Welcome to greener, safer and cleaner Hucknall

HUCKNALL and the rest of Ashfield are becoming safer, cleaner and greener — thanks to the hard work of the district council.

For it has been revealed that improvements have made a big difference to the area’s environment.

The council sets itself a series of performance benchmarks as part of a Neighbourhood Charter. This is a commitment laying down how it will tackle problems ranging from fly-tipping to graffiti and anti-social behaviour (ASB).

The latest figures show a year-on-year improvement across every statistic.

Coun Warren Nuttall (Lab), lead member for neighbourhoods and parks, said: “It is extremely pleasing that our efforts to improve the environment are delivering results.

“These excellent performance-figures are testament to the hard work of many people, both within the council and the wider community.

“We are committed to making Ashfield cleaner and greener and by working with our residents, we believe we are moving in the right direction.”

The Dispatch reported late last year on an explosion of graffiti, including a digraceful attack on Hucknall Parish Church. Since then a specific team has been established to tackle the problem.

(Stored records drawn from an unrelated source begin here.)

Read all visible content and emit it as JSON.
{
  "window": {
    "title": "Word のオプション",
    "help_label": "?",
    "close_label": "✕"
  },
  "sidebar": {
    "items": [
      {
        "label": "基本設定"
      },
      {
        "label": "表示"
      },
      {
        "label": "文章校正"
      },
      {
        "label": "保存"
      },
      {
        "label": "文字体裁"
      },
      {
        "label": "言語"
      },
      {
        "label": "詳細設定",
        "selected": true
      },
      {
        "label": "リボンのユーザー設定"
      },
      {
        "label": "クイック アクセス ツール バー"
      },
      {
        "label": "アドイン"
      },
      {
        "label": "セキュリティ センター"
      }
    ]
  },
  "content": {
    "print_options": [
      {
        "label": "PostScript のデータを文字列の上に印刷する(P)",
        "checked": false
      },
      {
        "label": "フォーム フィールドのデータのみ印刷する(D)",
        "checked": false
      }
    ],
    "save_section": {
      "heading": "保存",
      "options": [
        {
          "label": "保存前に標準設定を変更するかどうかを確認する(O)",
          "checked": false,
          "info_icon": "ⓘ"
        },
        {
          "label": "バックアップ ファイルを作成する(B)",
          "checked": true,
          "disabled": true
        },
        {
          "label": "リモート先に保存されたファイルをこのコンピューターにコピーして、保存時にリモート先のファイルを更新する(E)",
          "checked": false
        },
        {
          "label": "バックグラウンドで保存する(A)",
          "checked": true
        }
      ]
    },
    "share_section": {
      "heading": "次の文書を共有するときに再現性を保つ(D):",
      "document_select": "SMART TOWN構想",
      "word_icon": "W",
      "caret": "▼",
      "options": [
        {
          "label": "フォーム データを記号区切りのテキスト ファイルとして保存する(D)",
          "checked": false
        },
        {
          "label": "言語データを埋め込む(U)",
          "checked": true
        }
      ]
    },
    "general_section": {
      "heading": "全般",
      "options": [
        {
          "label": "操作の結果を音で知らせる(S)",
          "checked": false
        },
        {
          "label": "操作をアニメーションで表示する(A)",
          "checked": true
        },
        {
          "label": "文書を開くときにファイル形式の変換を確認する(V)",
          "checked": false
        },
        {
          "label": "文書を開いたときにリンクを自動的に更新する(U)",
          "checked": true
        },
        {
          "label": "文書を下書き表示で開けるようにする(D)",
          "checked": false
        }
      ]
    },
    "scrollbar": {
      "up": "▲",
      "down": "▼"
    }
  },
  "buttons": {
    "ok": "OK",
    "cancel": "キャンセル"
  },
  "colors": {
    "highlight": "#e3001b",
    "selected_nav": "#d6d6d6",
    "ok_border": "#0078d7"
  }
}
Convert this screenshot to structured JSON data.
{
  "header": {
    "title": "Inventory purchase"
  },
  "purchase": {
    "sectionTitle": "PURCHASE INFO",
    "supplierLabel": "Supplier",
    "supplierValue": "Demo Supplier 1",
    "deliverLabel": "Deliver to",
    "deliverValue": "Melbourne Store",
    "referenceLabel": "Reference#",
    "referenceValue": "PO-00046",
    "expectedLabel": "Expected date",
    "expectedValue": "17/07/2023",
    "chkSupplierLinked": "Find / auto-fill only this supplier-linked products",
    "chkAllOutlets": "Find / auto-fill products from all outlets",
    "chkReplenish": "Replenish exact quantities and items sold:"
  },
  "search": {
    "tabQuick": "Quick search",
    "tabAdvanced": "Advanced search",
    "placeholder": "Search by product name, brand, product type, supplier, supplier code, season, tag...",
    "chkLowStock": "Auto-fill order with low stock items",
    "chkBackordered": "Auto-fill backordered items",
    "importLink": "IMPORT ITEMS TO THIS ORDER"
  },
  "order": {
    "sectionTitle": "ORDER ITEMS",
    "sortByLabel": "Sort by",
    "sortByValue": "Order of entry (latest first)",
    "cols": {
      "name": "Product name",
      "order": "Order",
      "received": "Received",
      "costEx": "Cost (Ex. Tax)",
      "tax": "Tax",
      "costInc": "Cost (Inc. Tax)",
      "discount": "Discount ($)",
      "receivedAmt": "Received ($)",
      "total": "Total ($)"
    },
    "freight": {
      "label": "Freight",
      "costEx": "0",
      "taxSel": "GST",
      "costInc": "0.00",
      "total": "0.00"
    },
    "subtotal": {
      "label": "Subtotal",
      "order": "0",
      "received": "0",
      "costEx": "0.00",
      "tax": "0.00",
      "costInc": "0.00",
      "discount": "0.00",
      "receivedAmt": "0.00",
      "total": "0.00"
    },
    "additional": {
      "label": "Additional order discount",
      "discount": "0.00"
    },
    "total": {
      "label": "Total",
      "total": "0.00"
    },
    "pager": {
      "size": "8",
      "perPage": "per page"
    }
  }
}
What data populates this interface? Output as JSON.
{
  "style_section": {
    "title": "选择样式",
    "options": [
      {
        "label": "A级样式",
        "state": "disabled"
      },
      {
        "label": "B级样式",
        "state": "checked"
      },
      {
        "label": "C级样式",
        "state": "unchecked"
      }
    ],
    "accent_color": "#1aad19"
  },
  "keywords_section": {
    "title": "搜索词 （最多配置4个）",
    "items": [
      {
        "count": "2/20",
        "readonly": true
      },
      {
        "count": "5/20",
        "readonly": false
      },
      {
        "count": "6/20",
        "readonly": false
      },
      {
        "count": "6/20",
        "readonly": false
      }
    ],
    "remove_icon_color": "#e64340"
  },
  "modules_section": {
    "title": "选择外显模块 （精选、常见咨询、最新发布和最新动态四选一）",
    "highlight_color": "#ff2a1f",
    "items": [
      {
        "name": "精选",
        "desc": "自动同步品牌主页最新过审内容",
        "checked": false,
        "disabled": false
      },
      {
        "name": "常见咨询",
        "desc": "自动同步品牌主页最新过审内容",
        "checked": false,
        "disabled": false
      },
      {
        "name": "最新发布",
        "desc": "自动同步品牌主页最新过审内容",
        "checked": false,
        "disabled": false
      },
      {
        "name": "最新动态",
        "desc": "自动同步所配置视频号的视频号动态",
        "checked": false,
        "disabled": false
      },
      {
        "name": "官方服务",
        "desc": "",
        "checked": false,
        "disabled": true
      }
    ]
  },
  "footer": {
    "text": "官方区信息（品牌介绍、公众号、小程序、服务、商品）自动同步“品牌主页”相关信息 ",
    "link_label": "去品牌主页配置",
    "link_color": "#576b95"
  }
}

Fewer areas in Hucknall now fall below the acceptable standard for litter with workers targeting hotspots, undertaking co-ordinated clean-ups and holding community events to promote responsible behaviour.

Across the whole district, recycling is up to a rate of 35%, thanks to an increase in subscribers to the garden-waste service, the introduction of battery and Christmas-tree recycling, more street-sweeper waste being recycled and composted, and improvements to recycling centres.

The council’s vehicles are also less polluting with the amount of carbon dioxide they produce being reduced by 7.2%. This is down to better route-planning.

Fly-tipping has been tackled with one man jailed for 28 days for emptying a skip full of waste, including asbestos, on a Hucknall car park.

Prosecutions for ‘environmental crimes’ over the last year have resulted in almost £18,500 worth of fines being dished out by the courts.

Levels of ASB and criminal damaged have also fallen by 17% and 27% respectively.